Excerpts from an interface dataset:
===============

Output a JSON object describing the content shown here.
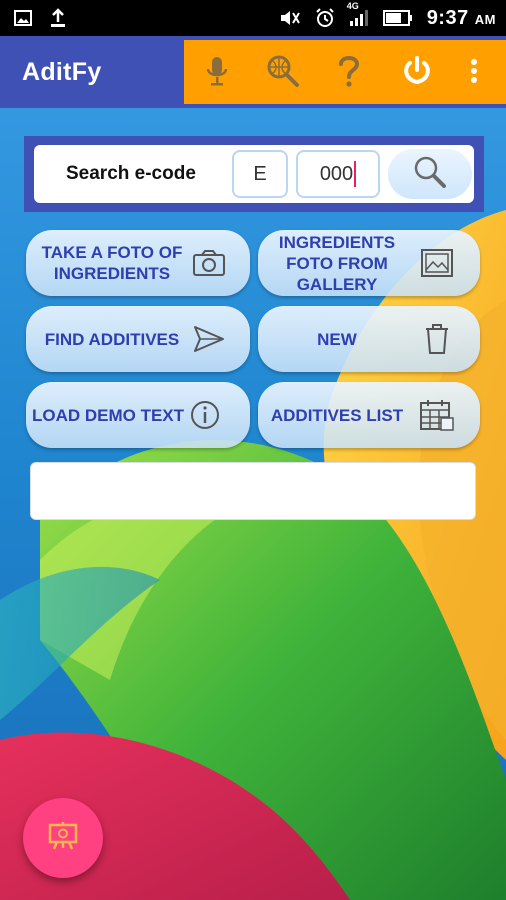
{
  "status_bar": {
    "time": "9:37",
    "ampm": "AM",
    "network": "4G",
    "icons": [
      "image-icon",
      "download-icon",
      "mute-icon",
      "alarm-icon",
      "signal-icon",
      "battery-icon"
    ]
  },
  "app_bar": {
    "title": "AditFy",
    "actions": [
      {
        "name": "microphone-icon"
      },
      {
        "name": "web-search-icon"
      },
      {
        "name": "help-icon"
      },
      {
        "name": "power-icon"
      },
      {
        "name": "more-vert-icon"
      }
    ]
  },
  "search": {
    "label": "Search e-code",
    "prefix_value": "E",
    "code_value": "000"
  },
  "buttons": {
    "take_foto": "TAKE A FOTO OF INGREDIENTS",
    "gallery": "INGREDIENTS FOTO FROM GALLERY",
    "find_additives": "FIND ADDITIVES",
    "new": "NEW",
    "load_demo": "LOAD DEMO TEXT",
    "additives_list": "ADDITIVES LIST"
  },
  "text_area": {
    "value": ""
  },
  "colors": {
    "primary": "#3f51b5",
    "accent_orange": "#ffa000",
    "button_text": "#2f3fb0",
    "fab": "#ff4081"
  }
}
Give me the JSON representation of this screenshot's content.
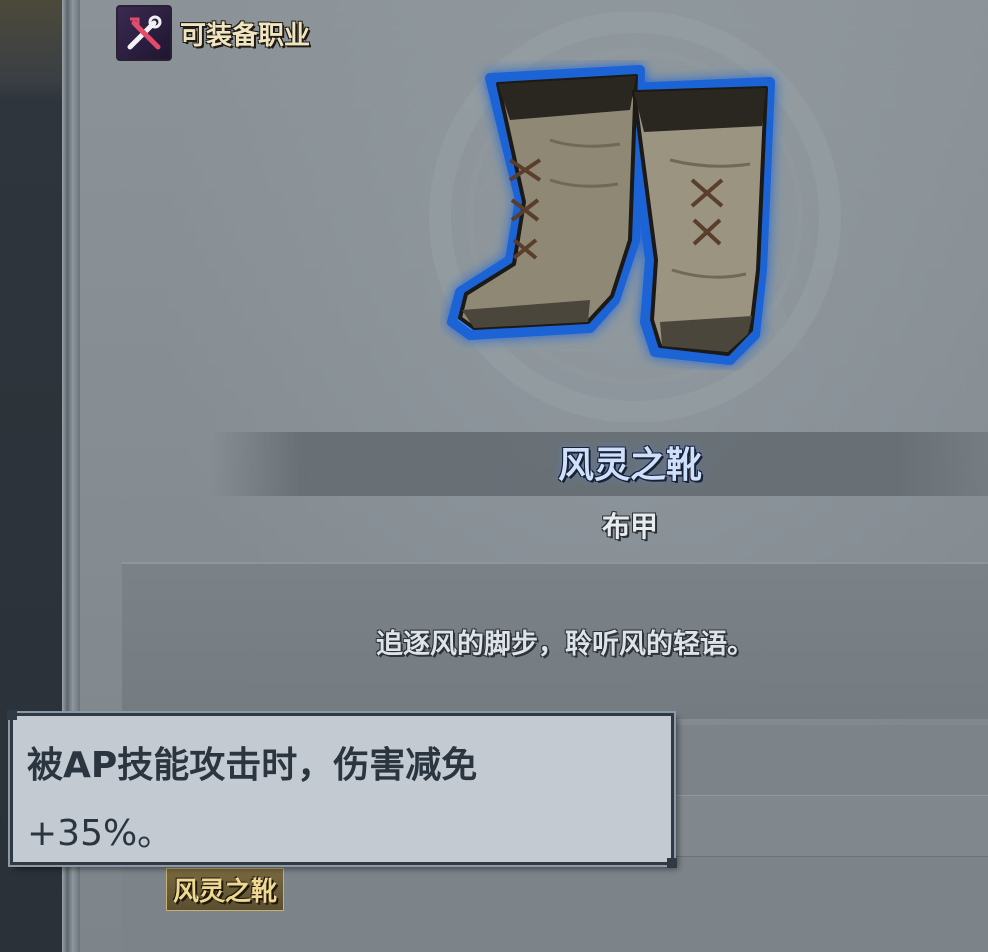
{
  "header": {
    "class_label": "可装备职业",
    "class_icon": "crossed-tools-icon"
  },
  "item": {
    "name": "风灵之靴",
    "type": "布甲",
    "description": "追逐风的脚步，聆听风的轻语。",
    "icon": "boots-icon",
    "glow_color": "#2f8fff"
  },
  "stats": {
    "partial_value": "0"
  },
  "set": {
    "name": "风灵之靴"
  },
  "tooltip": {
    "line1": "被AP技能攻击时，伤害减免",
    "line2": "+35%。"
  }
}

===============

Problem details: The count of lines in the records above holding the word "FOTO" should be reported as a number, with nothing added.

Written response: 2